The above statement is actually a very common thought for so many including myself from time to time. Let’s break this down.
Two issues here to consider, the non-emergency and emergency scenarios.
An expatriate with home country coverage may be able to arrange for a commercial flight home for a planned medical procedure (non-emergency like hernia surgery, hip replacement, disease, etc.) and it could go smoothly. All set, the traveler is only out the cost of a flight, bags, no biggie. Or things could go the other way, the costly way. Medical emergencies abroad are no fun and this is where things could get complicated without international medical insurance coverage (air ambulance is not medical insurance and does not pay for hospital bills).
In case of a medical emergency, one could be out not only the cost of an airplane ticket ( no 7 day advance ticket), but also emergency hospital charges, which could cost thousands upfront. The cost of a ticket home could easily equal the cost of an annual global medical plan with air ambulance (family of four, ages 6, 8, 39, 45 runs from $1200-$2400 a year depending on benefits, deductibles, etc). The main concern is when faced with an emergency abroad, one could be faced with large medical costs and require an air ambulance flight home.
Let’s say John S, who traveled with his buddy to Oaxaca, Mexico for a month-long trip and decided to blow off coverage thinking his domestic plan will simply cover all costs. John is involved in a car wreck on the road to the Zipilete. He requires immediate care to save his leg and possibly his life and is flown to Mexico City by Air Ambulance Company in Oaxaca City (after being taken to hospital by ambulance) for emergency surgery. John’s buddy, Steve, uses John’s credit card to pay a deposit and is required to pay all bills prior to the actual operation. John ends up paying over $65,000 for emergency flight, surgery on broken leg, hospital charges, etc. John returns to the USA two days later on Delta (had to purchase a new ticket). He finally makes it home and calls his domestic carrier only to find out that the charges are not covered because John should have been pre-authorized prior to any care abroad and turns out a broken leg is not “life threatening.” John is furious and out a ton of money even before his credit card interest of 12%. This story actually happened and could have prevented with a $185 medical & travel policy. You simply can not trust your home country insurance plan to cover around the world. Medicare in the States falls into this scernerio as well.

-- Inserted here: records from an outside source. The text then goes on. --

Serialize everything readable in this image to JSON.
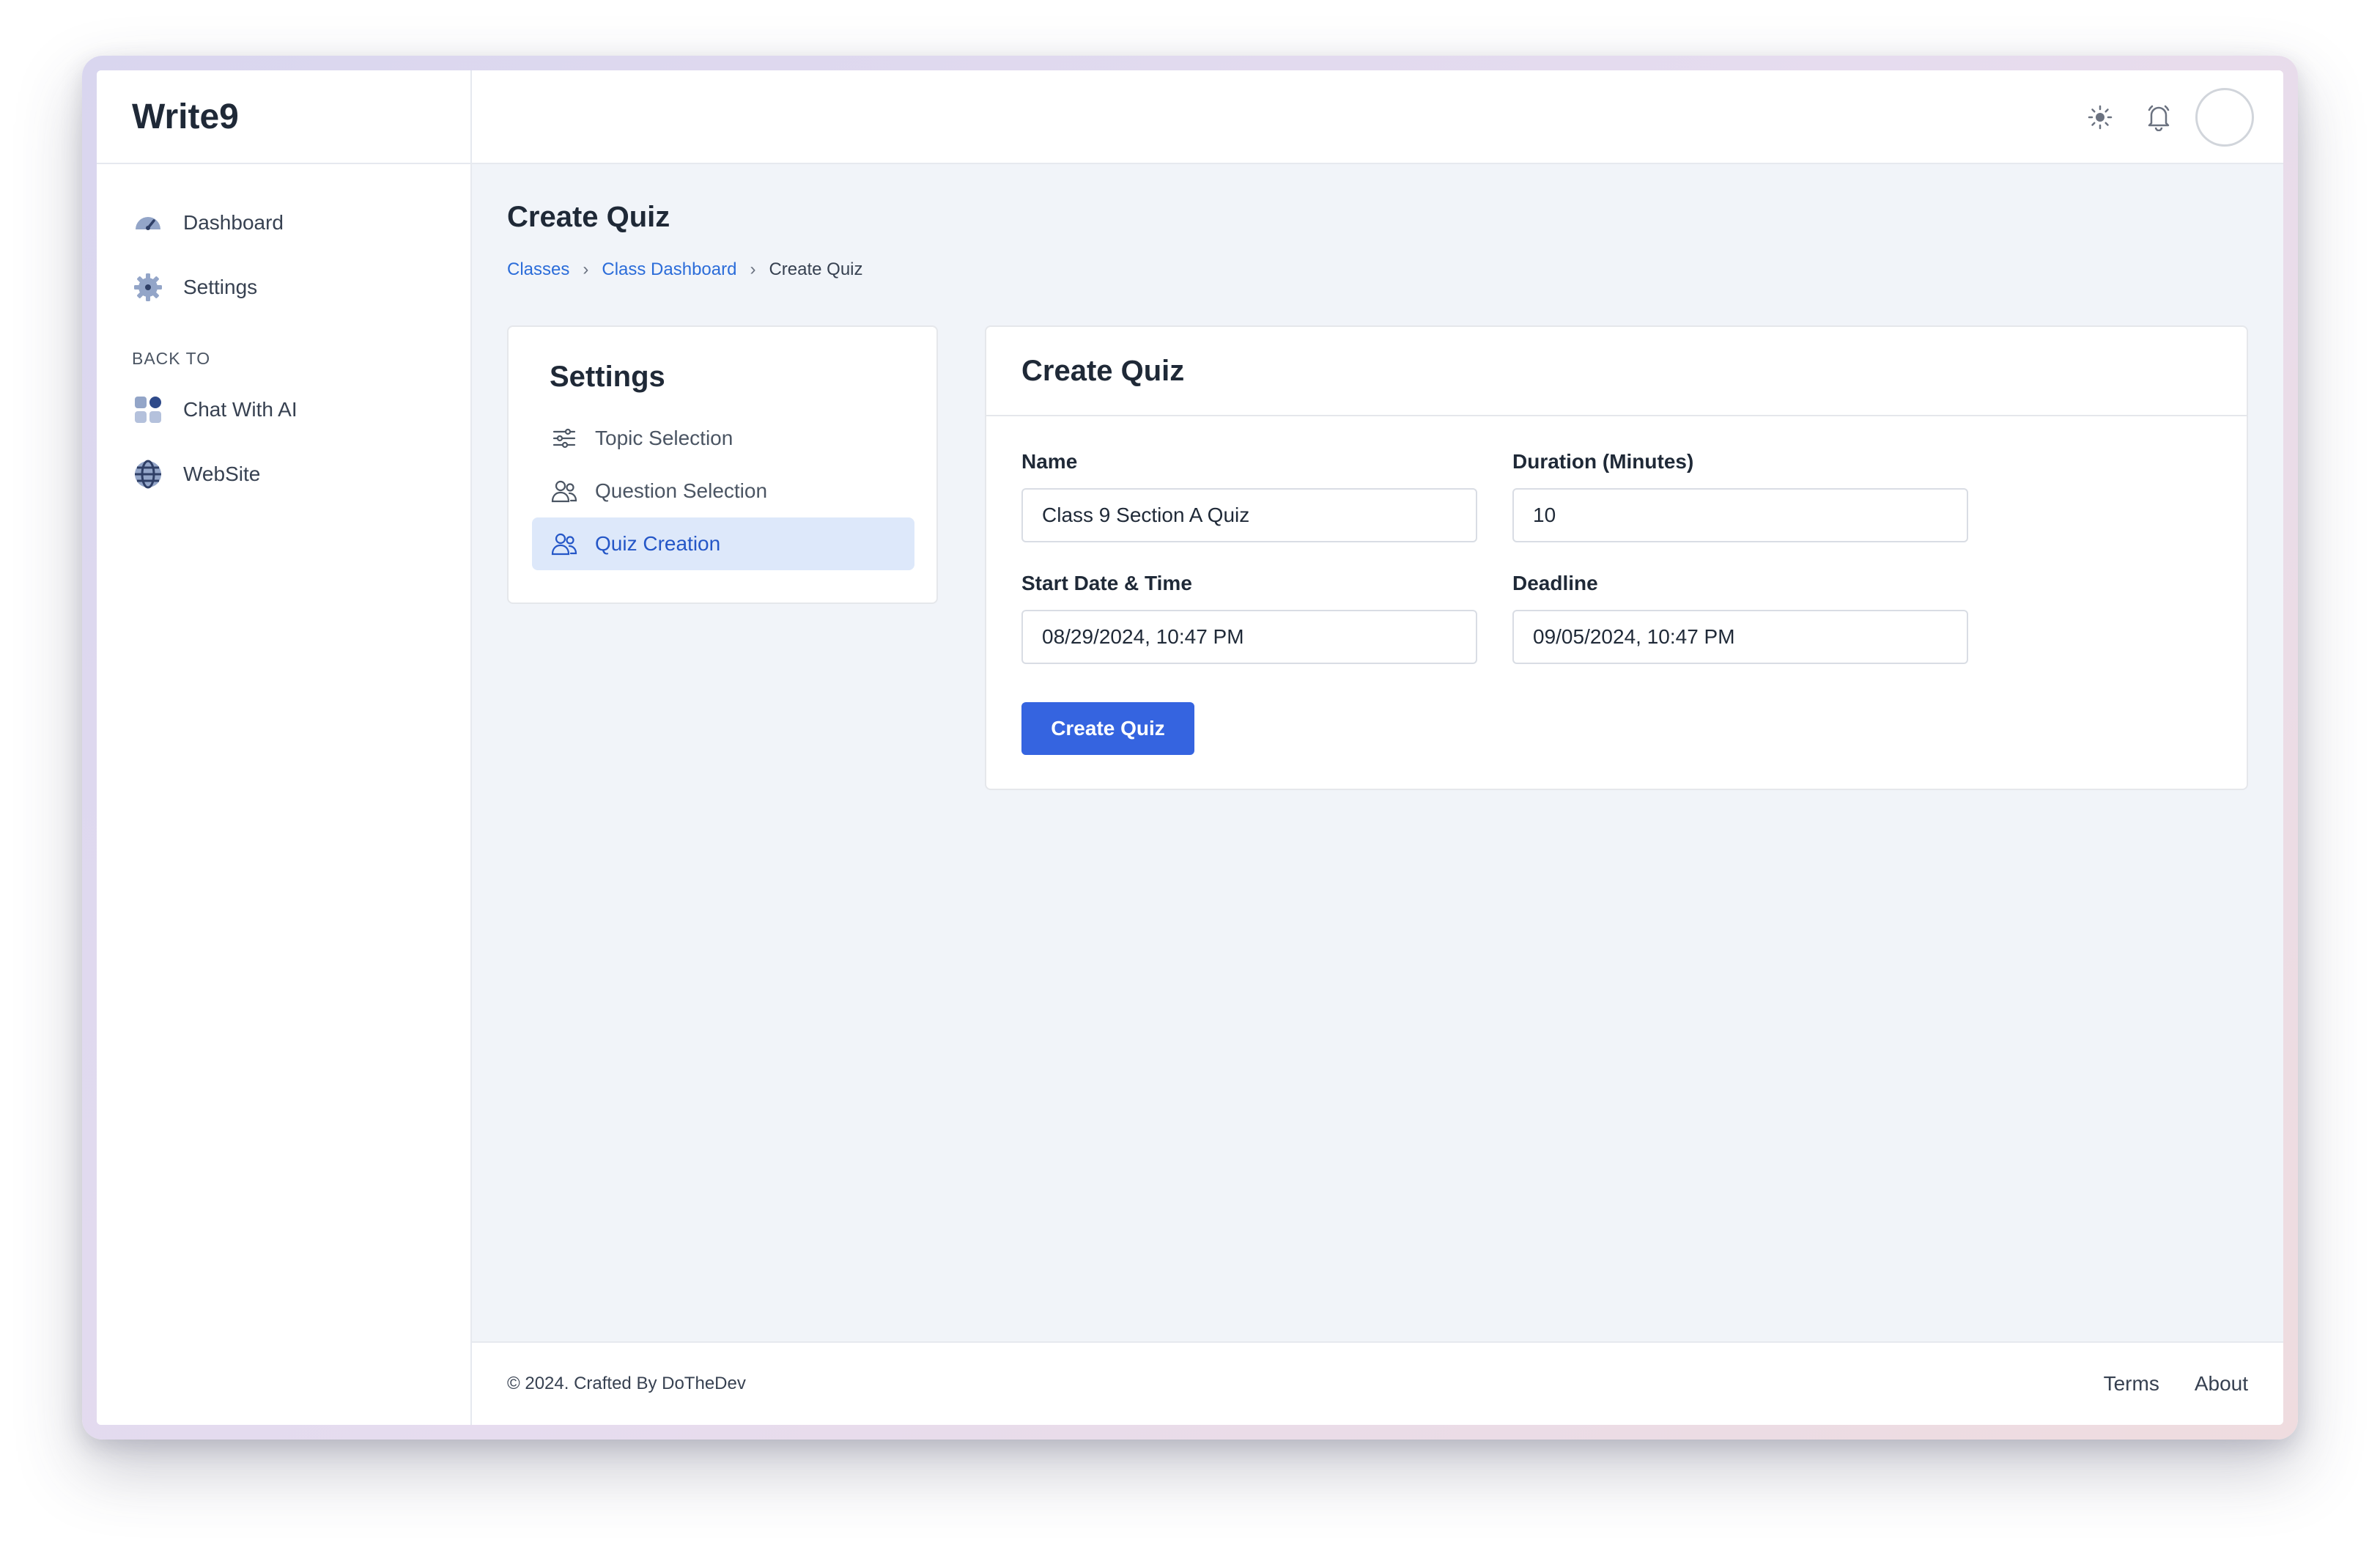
{
  "app": {
    "brand": "Write9"
  },
  "sidebar": {
    "items": [
      {
        "label": "Dashboard",
        "icon": "dashboard-gauge-icon"
      },
      {
        "label": "Settings",
        "icon": "gear-icon"
      }
    ],
    "section_label": "BACK TO",
    "back_items": [
      {
        "label": "Chat With AI",
        "icon": "grid-apps-icon"
      },
      {
        "label": "WebSite",
        "icon": "globe-icon"
      }
    ]
  },
  "topbar": {
    "icons": [
      "sun-icon",
      "bell-icon",
      "avatar"
    ]
  },
  "page": {
    "title": "Create Quiz",
    "breadcrumb": [
      "Classes",
      "Class Dashboard",
      "Create Quiz"
    ]
  },
  "settings_panel": {
    "title": "Settings",
    "items": [
      {
        "label": "Topic Selection",
        "icon": "sliders-icon"
      },
      {
        "label": "Question Selection",
        "icon": "users-icon"
      },
      {
        "label": "Quiz Creation",
        "icon": "users-icon",
        "active": true
      }
    ]
  },
  "form": {
    "title": "Create Quiz",
    "name": {
      "label": "Name",
      "value": "Class 9 Section A Quiz"
    },
    "duration": {
      "label": "Duration (Minutes)",
      "value": "10"
    },
    "start": {
      "label": "Start Date & Time",
      "value": "08/29/2024, 10:47 PM"
    },
    "deadline": {
      "label": "Deadline",
      "value": "09/05/2024, 10:47 PM"
    },
    "submit_label": "Create Quiz"
  },
  "footer": {
    "copyright": "© 2024. Crafted By DoTheDev",
    "links": [
      "Terms",
      "About"
    ]
  },
  "colors": {
    "accent": "#3564e0",
    "link": "#2b6cd9",
    "active_bg": "#dde8fa"
  }
}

Most global insurance plans cost around $700 – $2800 a year (12 month renewable plan), depending on age, plan limits, and gender. Most Travel plans cost around $100-$300 a month. For those expats who do not require coverage in the USA and Hong Kong, you are looking at a 50% rate reduction, plus any Offshore Health Benefits discounts. – Robert Tillotson, consultant at Offshore Health Benefits
Do not take the risk, there are plans for every budget. Contact: firstname.lastname@example.org for answers. Never a charge.